» Instructions to follow: The answer must give back every line of the data exactly, with no pictures.
(The input Opens)
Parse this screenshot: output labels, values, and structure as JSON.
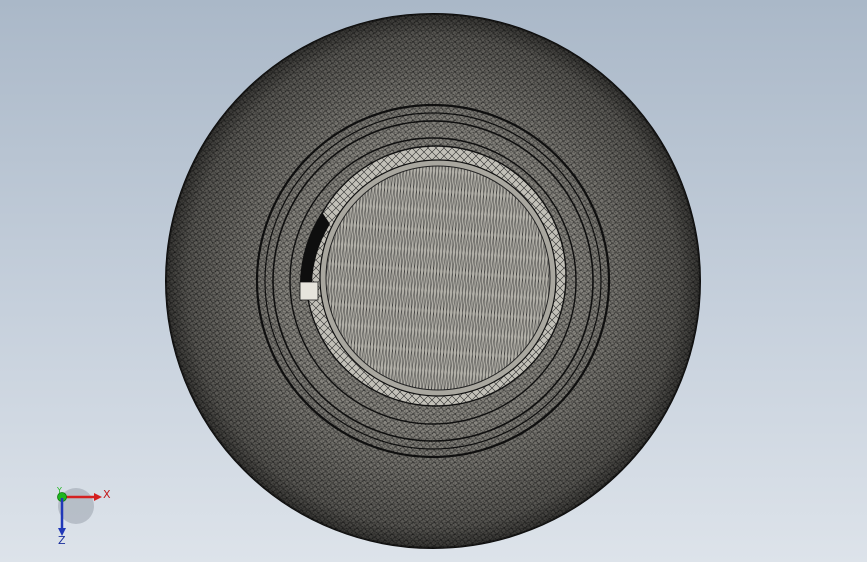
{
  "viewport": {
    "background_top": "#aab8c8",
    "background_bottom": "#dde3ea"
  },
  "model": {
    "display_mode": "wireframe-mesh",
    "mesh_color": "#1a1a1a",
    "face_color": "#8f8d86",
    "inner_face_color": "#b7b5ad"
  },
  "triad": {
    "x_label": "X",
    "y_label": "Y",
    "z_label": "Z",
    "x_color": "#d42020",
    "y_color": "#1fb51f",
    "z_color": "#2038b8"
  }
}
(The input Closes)
» Your response:
Parse this screenshot: output labels, values, and structure as JSON.
{
  "viewport": {
    "background_top": "#aab8c8",
    "background_bottom": "#dde3ea"
  },
  "model": {
    "display_mode": "wireframe-mesh",
    "mesh_color": "#1a1a1a",
    "face_color": "#8f8d86",
    "inner_face_color": "#b7b5ad"
  },
  "triad": {
    "x_label": "X",
    "y_label": "Y",
    "z_label": "Z",
    "x_color": "#d42020",
    "y_color": "#1fb51f",
    "z_color": "#2038b8"
  }
}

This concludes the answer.